Similarities with the tragic loss of the Titanic, and the destruction of the Comet and Challenger shuttle can be found echoing throughout Deepwater Horizon: accident investigation report. I have reviewed all eight contributory factors described in the executive summary. For the purposes of this article, I have only highlighted the most critical contributory issues as I see them. This does not mean I either disagree with, or have disregarded in any way, the other issues. Other contributory factors, for example well design, commercial/schedule considerations and management pressure, will surely be added to those listed. That process is already well under way. If I have anything to add to the debate, it concerns training – training people to expect both the unthinkable and failure; teaching them to cope with, and adapt to, both situations, and trying to rid them of the smug paradigm of familiarity. Long before pilots can fly and astronauts lift-off, they are trained in flight simulators. Thereafter they enter the simulator for testing on a yearly basis. Part of that training involves being fed with unpredictable events – curve balls and reverse swing, as some would say. Some of these events are non-recovery situations. Very few pilots, if any, have never crashed in a simulator under dire conditions. It occurs to me that we have something to learn from NASA and aircraft manufacturers. We should train our drilling crews in simulators, and on a regular basis. Such simulators already exist but are not mandatory for drilling crews. In return, we should present them with a safe well design, qualified cement, mandatory casing hanger lockdown assemblies, proven mechanical bridging plugs, massive deluge systems, high volume overboard vents, and improved BOP/ LMRP configurations and systems. I have not forgotten the BOP, our ultimate bulwark against loss of well control. Why did it fail the Deepwater Horizon? That story has still to be told. We do not know the full operational and service history of the Deepwater Horizon BOP. Perhaps it does not exist.

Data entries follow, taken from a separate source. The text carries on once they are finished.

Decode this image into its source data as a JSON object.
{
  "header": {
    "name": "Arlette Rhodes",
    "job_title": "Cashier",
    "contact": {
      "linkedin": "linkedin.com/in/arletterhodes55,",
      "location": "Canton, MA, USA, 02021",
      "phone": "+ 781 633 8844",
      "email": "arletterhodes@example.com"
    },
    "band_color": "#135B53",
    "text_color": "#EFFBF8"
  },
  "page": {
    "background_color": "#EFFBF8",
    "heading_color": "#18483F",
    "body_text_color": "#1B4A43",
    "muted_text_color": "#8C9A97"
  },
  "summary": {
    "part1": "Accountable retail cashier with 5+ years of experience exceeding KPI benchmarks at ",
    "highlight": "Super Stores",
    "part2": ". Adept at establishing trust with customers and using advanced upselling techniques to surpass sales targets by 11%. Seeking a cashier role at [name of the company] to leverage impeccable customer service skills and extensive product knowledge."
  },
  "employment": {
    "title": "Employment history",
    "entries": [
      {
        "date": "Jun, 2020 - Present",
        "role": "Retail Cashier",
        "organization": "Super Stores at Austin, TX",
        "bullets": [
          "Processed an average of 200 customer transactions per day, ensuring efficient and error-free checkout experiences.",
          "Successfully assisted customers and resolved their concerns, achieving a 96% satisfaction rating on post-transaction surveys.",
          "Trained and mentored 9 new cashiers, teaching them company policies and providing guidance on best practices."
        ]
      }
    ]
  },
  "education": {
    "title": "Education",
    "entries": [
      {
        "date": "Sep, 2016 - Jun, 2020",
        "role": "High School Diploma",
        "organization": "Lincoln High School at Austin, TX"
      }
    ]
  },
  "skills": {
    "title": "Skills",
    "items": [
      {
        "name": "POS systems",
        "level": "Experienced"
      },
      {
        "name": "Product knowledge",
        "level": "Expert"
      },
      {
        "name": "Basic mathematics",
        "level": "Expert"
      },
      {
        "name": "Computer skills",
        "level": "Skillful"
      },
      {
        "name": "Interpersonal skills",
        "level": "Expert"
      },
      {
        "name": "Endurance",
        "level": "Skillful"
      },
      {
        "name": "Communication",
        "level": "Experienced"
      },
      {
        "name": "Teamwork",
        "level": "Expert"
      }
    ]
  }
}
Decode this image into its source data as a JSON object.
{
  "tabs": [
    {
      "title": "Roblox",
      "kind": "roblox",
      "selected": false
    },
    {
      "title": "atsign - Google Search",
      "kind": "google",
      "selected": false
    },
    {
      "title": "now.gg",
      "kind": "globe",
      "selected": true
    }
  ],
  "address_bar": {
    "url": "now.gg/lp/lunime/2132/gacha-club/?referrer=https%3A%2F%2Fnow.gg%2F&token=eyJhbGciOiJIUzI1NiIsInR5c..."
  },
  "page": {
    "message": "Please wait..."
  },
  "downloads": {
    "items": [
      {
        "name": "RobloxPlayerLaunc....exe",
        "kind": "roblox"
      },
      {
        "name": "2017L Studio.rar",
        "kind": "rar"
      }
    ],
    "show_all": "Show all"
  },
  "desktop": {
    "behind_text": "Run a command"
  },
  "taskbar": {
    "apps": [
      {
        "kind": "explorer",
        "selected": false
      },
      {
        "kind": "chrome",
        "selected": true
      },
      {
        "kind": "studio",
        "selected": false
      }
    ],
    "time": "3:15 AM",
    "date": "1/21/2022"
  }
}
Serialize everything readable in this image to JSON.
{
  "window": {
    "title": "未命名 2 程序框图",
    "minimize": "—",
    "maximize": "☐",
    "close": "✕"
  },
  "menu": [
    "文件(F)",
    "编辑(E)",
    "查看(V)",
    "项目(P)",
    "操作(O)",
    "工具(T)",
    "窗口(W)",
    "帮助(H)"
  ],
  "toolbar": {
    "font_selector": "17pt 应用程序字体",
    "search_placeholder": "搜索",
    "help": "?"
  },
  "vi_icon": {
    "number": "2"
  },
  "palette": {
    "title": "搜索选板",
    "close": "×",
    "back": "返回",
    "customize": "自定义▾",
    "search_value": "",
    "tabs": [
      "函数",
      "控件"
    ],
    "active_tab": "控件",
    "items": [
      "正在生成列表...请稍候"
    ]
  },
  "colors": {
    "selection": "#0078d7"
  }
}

BOPs may be big and ugly, but they still deserve respect and careful maintenance. They need health checks on an annual basis. Not just a strength test, but a system test. If only they could talk. OE